Copyright 2015 NPR. To see more, visit http://www.npr.org/.

Copyright 2015 NPR. To see more, visit http://www.npr.org/.

Copyright 2015 NPR. To see more, visit http://www.npr.org/.

The cover story of this week's New York magazine is getting a lot of attention.

It features 35 women seated in chairs and one empty chair. The women are all dressed in black, looking straight ahead with both hands resting on their knees. It is a stark image, and all the more compelling because each of them is openly and by name accusing Bill Cosby of horrendous acts. Some say they were drugged and raped; others recount stories of narrowly escaping sexual assault.

One out of every five people in Israel is Arab. But Israeli TV only sets aside a few hours a week for Arabic-language programming. And Arabs in Israel don't have many opportunities to see their own cities and lives reflected on the screen. That's the idea behind a new TV channel. It's called Palestine 48, a reference to the year Israel was founded.

The channel's new morning show is called Our Morning Is Different. It's like an Arabic version of the Today show, with a breezy opening jingle and stock footage of sunlight peeking through a field.

Joss Stone's voice first stunned listeners more than a decade ago. The British singer was only 14 years old then, but her booming, soulful voice got noticed, as did her knack for taking success in stride. At age 28, she hasn't stopped: Stone's newest album, Water for Your Soul, comes out this Friday.

Over the years, scientists have mostly interpreted the world through what they can see. But in the last few decades, a culture of listening has blossomed, especially among biologists who seek to understand how animals communicate. This week Morning Edition embarks on a weekly summer series called Close Listening: Decoding Nature Through Sound. We begin with an innovation that transformed medicine by searching sounds for clues to illness and health.

At One Juvenile Hall, Too Few Staff Has A Big Impact

56 minutes ago

Across the country, there are efforts to close outdated and dangerous juvenile detention centers. But even in places with so-called model juvenile halls, counties often struggle to meet the minimum standards.

A juvenile hall in San Leandro, Calif., is one such detention center that's generally well regarded but faces some major challenges. Built in 2007, it's part of a $176 million juvenile justice complex with a detention facility, courtrooms and law offices.

Pell Grants For Prisoners: An Old Argument Revisited

1 hour ago

It's an old and controversial question: Should federal Pell grants be used to help prisoners pay for college?

Tomorrow, at a prison in Jessup, Md., Education Secretary Arne Duncan and Attorney General Loretta Lynch are expected to unveil a program to do just that. The new plan would create a limited pilot program allowing some students in prison to use Pell Grants to pay for college classes.

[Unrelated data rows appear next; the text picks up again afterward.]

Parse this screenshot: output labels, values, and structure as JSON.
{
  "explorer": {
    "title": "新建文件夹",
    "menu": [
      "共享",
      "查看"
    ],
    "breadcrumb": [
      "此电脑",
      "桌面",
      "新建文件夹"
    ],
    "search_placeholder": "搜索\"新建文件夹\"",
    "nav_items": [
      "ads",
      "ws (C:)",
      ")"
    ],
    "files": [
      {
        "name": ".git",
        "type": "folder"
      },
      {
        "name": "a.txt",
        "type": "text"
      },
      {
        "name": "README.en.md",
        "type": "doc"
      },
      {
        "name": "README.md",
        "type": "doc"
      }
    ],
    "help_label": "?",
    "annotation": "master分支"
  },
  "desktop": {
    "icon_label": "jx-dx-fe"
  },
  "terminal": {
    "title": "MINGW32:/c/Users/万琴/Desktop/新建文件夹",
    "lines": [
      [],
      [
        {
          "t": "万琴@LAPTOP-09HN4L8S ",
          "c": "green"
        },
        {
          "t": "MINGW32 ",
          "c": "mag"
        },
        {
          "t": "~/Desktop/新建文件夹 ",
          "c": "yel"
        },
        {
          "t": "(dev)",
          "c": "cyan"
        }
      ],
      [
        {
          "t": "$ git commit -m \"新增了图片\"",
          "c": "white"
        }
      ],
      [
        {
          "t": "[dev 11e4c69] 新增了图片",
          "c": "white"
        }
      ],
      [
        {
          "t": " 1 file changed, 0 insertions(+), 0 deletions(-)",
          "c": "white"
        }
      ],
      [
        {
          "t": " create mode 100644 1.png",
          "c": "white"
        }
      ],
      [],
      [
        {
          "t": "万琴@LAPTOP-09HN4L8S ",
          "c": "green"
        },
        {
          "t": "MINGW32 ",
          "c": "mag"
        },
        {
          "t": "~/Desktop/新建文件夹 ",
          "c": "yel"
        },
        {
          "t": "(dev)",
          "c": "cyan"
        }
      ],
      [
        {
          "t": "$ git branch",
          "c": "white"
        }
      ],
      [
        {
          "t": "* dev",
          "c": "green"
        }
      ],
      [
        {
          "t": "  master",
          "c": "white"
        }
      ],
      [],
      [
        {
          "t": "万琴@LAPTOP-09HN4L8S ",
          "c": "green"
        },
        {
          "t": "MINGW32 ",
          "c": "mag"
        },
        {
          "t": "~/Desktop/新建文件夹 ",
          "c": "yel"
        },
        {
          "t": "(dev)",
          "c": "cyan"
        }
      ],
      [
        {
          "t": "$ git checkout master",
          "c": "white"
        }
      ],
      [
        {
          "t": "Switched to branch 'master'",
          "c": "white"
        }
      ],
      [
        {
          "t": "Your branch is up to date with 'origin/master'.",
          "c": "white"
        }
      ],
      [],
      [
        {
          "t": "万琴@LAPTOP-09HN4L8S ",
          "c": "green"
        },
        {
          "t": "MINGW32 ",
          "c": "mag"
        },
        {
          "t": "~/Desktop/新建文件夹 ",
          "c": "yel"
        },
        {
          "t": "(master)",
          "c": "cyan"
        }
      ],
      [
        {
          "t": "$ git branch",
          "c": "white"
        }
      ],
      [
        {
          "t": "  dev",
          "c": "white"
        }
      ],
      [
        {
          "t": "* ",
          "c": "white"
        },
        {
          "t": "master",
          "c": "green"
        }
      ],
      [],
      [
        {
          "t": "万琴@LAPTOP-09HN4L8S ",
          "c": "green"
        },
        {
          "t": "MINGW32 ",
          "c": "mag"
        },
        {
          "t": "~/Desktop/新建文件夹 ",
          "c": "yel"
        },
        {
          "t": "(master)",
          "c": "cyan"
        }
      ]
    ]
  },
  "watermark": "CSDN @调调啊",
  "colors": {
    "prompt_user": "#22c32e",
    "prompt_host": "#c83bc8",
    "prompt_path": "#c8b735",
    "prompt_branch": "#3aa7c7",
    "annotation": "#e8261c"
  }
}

The key word there is "limited" — because there's only so much the administration can do. To understand why, we have to go back to November, 1993.

Copyright 2015 NPR. To see more, visit http://www.npr.org/.